In addition to an electric guitar and amplifier, you’ll also need a few basic accessories to get started with your guitar practice. These might include:

A guitar cable to connect your guitar to your amplifier
A guitar strap to hold the guitar securely while you play
A set of guitar picks to pluck the strings
A guitar tuner to ensure that your guitar is in tune
How important is it to have a good quality guitar when starting to learn?
While a good quality guitar can certainly make learning easier and more enjoyable, it’s not necessary to have the best possible guitar when you’re just starting out. A basic beginner-level guitar is sufficient to get started, and you can always upgrade to a better instrument as your skills and needs progress.

What types of music can I play on an electric guitar?
The electric guitar is versatile and can be used to play many different styles of music, including rock, metal, blues, jazz, and pop.
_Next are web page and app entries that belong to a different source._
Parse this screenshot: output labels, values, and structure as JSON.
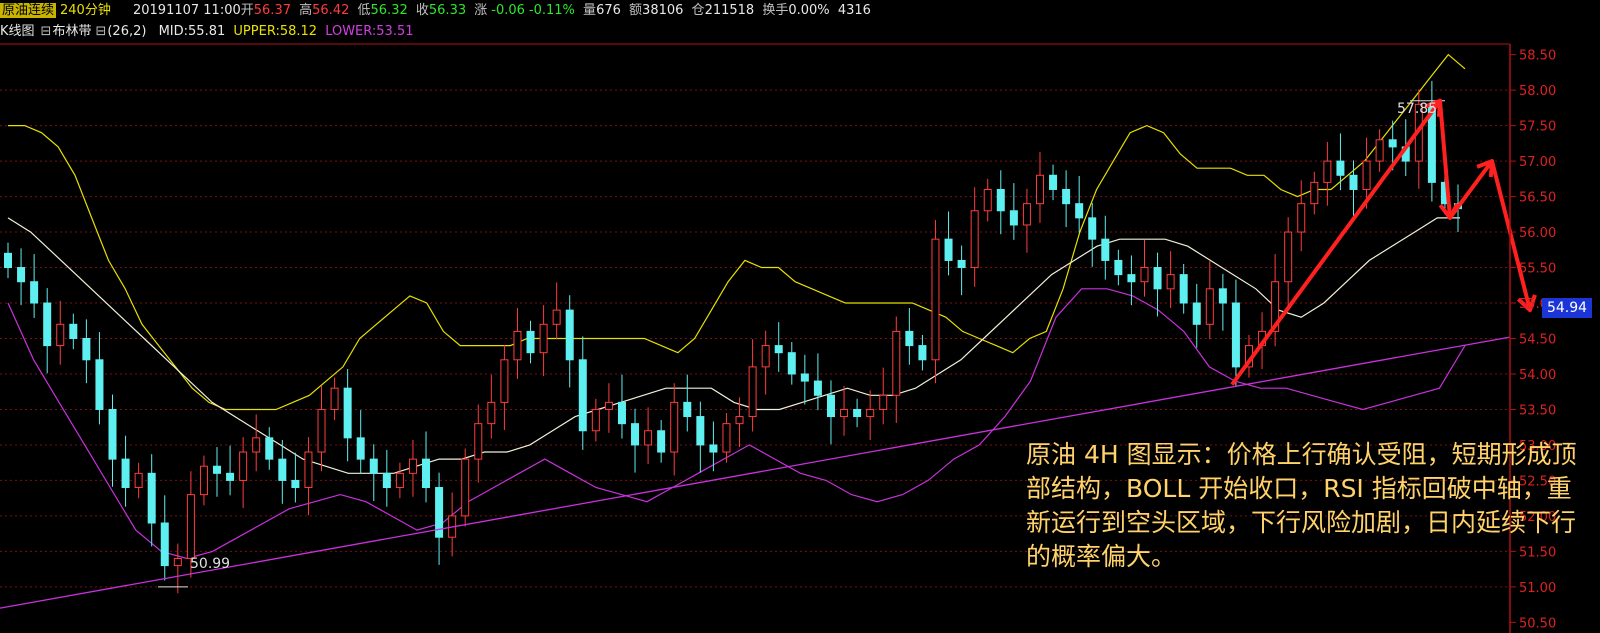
{
  "header": {
    "instrument": "原油连续",
    "period": "240分钟",
    "datetime": "20191107 11:00",
    "open_label": "开",
    "open": "56.37",
    "high_label": "高",
    "high": "56.42",
    "low_label": "低",
    "low": "56.32",
    "close_label": "收",
    "close": "56.33",
    "change_label": "涨",
    "change": "-0.06",
    "change_pct": "-0.11%",
    "volume_label": "量",
    "volume": "676",
    "amount_label": "额",
    "amount": "38106",
    "oi_label": "仓",
    "oi": "211518",
    "turnover_label": "换手",
    "turnover": "0.00%",
    "extra": "4316"
  },
  "indicator_bar": {
    "kline": "K线图",
    "boll_name": "布林带",
    "params": "(26,2)",
    "mid": "MID:55.81",
    "upper": "UPPER:58.12",
    "lower": "LOWER:53.51",
    "icon_box": "⊟"
  },
  "colors": {
    "up": "#ff3c3c",
    "down": "#5ef0f0",
    "mid": "#f0f0d8",
    "upper": "#e6e000",
    "lower": "#c832dc",
    "grid": "#7a1010",
    "axis": "#b01010",
    "arrow": "#ff2020",
    "annotation": "#ffd36a"
  },
  "annotation": {
    "text": "原油 4H 图显示：价格上行确认受阻，短期形成顶部结构，BOLL 开始收口，RSI 指标回破中轴，重新运行到空头区域，下行风险加剧，日内延续下行的概率偏大。"
  },
  "price_tag": "54.94",
  "chart_data": {
    "type": "candlestick",
    "title": "原油连续 240分钟",
    "y_axis_ticks": [
      "58.50",
      "58.00",
      "57.50",
      "57.00",
      "56.50",
      "56.00",
      "55.50",
      "55.00",
      "54.50",
      "54.00",
      "53.50",
      "53.00",
      "52.50",
      "52.00",
      "51.50",
      "51.00",
      "50.50"
    ],
    "ylim": [
      50.35,
      58.65
    ],
    "low_marker": "50.99",
    "high_marker": "57.85",
    "current_price": "54.94",
    "indicator": {
      "name": "BOLL",
      "params": "(26,2)",
      "MID": 55.81,
      "UPPER": 58.12,
      "LOWER": 53.51
    },
    "close_path": [
      55.5,
      55.3,
      55.0,
      54.4,
      54.7,
      54.5,
      54.2,
      53.5,
      52.8,
      52.4,
      52.6,
      51.9,
      51.3,
      51.4,
      52.3,
      52.7,
      52.6,
      52.5,
      52.9,
      53.1,
      52.8,
      52.5,
      52.4,
      52.9,
      53.5,
      53.8,
      53.1,
      52.8,
      52.6,
      52.4,
      52.6,
      52.8,
      52.4,
      51.7,
      52.0,
      52.8,
      53.3,
      53.6,
      54.2,
      54.6,
      54.3,
      54.7,
      54.9,
      54.2,
      53.2,
      53.5,
      53.6,
      53.3,
      53.0,
      53.2,
      52.9,
      53.6,
      53.4,
      53.0,
      52.9,
      53.3,
      53.4,
      54.1,
      54.4,
      54.3,
      54.0,
      53.9,
      53.7,
      53.4,
      53.5,
      53.4,
      53.5,
      53.7,
      54.6,
      54.4,
      54.2,
      55.9,
      55.6,
      55.5,
      56.3,
      56.6,
      56.3,
      56.1,
      56.4,
      56.8,
      56.6,
      56.4,
      56.2,
      55.9,
      55.6,
      55.4,
      55.3,
      55.5,
      55.2,
      55.4,
      55.0,
      54.7,
      55.2,
      55.0,
      54.1,
      54.4,
      54.6,
      55.3,
      56.0,
      56.4,
      56.7,
      57.0,
      56.8,
      56.6,
      57.0,
      57.3,
      57.2,
      57.0,
      57.8,
      56.7,
      56.4,
      56.33
    ],
    "upper_band": [
      57.5,
      57.5,
      57.4,
      57.2,
      56.8,
      56.2,
      55.6,
      55.2,
      54.7,
      54.4,
      54.1,
      53.8,
      53.6,
      53.5,
      53.5,
      53.5,
      53.5,
      53.6,
      53.7,
      53.9,
      54.1,
      54.5,
      54.7,
      54.9,
      55.1,
      55.0,
      54.6,
      54.4,
      54.4,
      54.4,
      54.4,
      54.5,
      54.5,
      54.5,
      54.5,
      54.5,
      54.5,
      54.5,
      54.5,
      54.4,
      54.3,
      54.5,
      54.9,
      55.3,
      55.6,
      55.5,
      55.5,
      55.3,
      55.2,
      55.1,
      55.0,
      55.0,
      55.0,
      55.0,
      55.0,
      54.9,
      54.8,
      54.6,
      54.5,
      54.4,
      54.3,
      54.5,
      54.6,
      55.2,
      56.0,
      56.6,
      57.0,
      57.4,
      57.5,
      57.4,
      57.1,
      56.9,
      56.9,
      56.9,
      56.8,
      56.8,
      56.6,
      56.5,
      56.6,
      56.6,
      56.8,
      57.0,
      57.3,
      57.6,
      57.9,
      58.2,
      58.5,
      58.3
    ],
    "mid_band": [
      56.2,
      56.0,
      55.7,
      55.4,
      55.1,
      54.8,
      54.5,
      54.2,
      53.9,
      53.6,
      53.4,
      53.2,
      53.0,
      52.8,
      52.7,
      52.6,
      52.6,
      52.6,
      52.7,
      52.8,
      52.8,
      52.9,
      52.9,
      53.0,
      53.2,
      53.4,
      53.5,
      53.6,
      53.7,
      53.8,
      53.8,
      53.8,
      53.6,
      53.5,
      53.5,
      53.6,
      53.7,
      53.8,
      53.7,
      53.7,
      53.8,
      54.0,
      54.2,
      54.5,
      54.8,
      55.1,
      55.4,
      55.6,
      55.8,
      55.9,
      55.9,
      55.9,
      55.8,
      55.6,
      55.4,
      55.2,
      54.9,
      54.8,
      55.0,
      55.3,
      55.6,
      55.8,
      56.0,
      56.2,
      56.2
    ],
    "lower_band": [
      55.0,
      54.2,
      53.6,
      53.0,
      52.4,
      51.8,
      51.5,
      51.4,
      51.5,
      51.7,
      51.9,
      52.1,
      52.2,
      52.3,
      52.2,
      52.0,
      51.8,
      51.9,
      52.2,
      52.4,
      52.6,
      52.8,
      52.6,
      52.4,
      52.3,
      52.2,
      52.4,
      52.6,
      52.8,
      53.0,
      52.8,
      52.6,
      52.5,
      52.3,
      52.2,
      52.3,
      52.5,
      52.8,
      53.0,
      53.4,
      53.9,
      54.8,
      55.2,
      55.2,
      55.1,
      54.9,
      54.6,
      54.1,
      53.9,
      53.8,
      53.8,
      53.7,
      53.6,
      53.5,
      53.6,
      53.7,
      53.8,
      54.4
    ],
    "support_line": {
      "from": [
        0,
        50.7
      ],
      "to": [
        1510,
        54.52
      ]
    },
    "arrows": [
      "up: 53.85 -> 57.85",
      "down: 57.85 -> 56.2",
      "up: 56.2 -> 57.0",
      "down: 57.0 -> 54.9"
    ]
  }
}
With the right techniques and equipment, the electric guitar can be used to play just about any style of music you can imagine.

Is it easier to learn electric guitar or acoustic guitar first?
This can vary from person to person, as some players may find electric guitar easier to learn, while others may prefer the acoustic guitar. Both types of guitar have their own challenges and advantages, so it’s important to choose the type that you’re most interested in and motivated to learn.

Can I learn electric guitar by myself, or do I need a teacher?
It’s possible to learn electric guitar by yourself, as there are many resources available such as instructional books, online lessons, and video tutorials. However, having a teacher can be extremely helpful in providing personalized instruction, guidance, and feedback, which can accelerate your learning and improvement.

What is the best way to practice electric guitar?
The best way to practice electric guitar will vary depending on your individual needs and goals, but some general tips for effective practice include:

Setting aside dedicated practice time each day or week
Breaking your practice sessions into short, focused segments
Focusing on specific techniques, chords, or songs
Playing along with recordings or backing tracks
Seeking out additional instruction and resources as needed.